About a year ago, University of Huddersfield design student Dave Bowker created Designing the News, a six-part series of data graphics depicting one week’s worth of information from and about the Guardian. (It earned him a First.)
The methods used in each piece focus on a specific goal of presentation, including the ranking of information, categorisation, colour coordination, illustration, graphing of complex data, and relationship tracking.
The purpose of the project is to present the news in a way that people wouldn’t usually experience it. This is done by attracting the viewers with beautiful graphics, and then holding their attention with a deeper investigation into the information they see everyday.
The rundown of images and approaches can be seen here. Of the various formats and approaches, I think Thursday and Saturday are the most successful. Friday, unfortunately, turns into a blur at 20 paces, while I find Wednesday somewhat hard to interpret and therefore less usable—though still very attractive to look at; I love Dave’s use of color.
By contrast, Information Aesthetics recently featured a visualization of a similar topic: all the stories in the New York Times for the year 1988. The image is beautiful to look at and jampacked with information. Even so—or maybe precisely because of its abundance of data—the reader has to invest time and careful study to extract its literal meaning; as a result, I find it rather unhelpful as a repository of information.

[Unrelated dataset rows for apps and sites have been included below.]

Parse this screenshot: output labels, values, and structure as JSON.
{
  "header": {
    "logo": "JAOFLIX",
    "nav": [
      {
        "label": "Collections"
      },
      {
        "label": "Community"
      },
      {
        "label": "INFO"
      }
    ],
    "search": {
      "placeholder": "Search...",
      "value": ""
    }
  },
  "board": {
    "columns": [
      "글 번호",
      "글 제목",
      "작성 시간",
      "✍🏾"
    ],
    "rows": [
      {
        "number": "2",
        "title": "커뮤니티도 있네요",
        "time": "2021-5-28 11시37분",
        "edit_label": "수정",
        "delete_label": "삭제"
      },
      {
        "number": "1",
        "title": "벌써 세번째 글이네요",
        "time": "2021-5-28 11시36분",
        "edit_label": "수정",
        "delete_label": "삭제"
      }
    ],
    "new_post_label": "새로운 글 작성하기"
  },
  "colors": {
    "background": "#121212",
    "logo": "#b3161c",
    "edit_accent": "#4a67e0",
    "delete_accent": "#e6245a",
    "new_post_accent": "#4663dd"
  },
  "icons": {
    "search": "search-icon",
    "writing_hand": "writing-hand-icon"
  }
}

It’s more an object of meditation about how world events develop and are reported: a media mandala.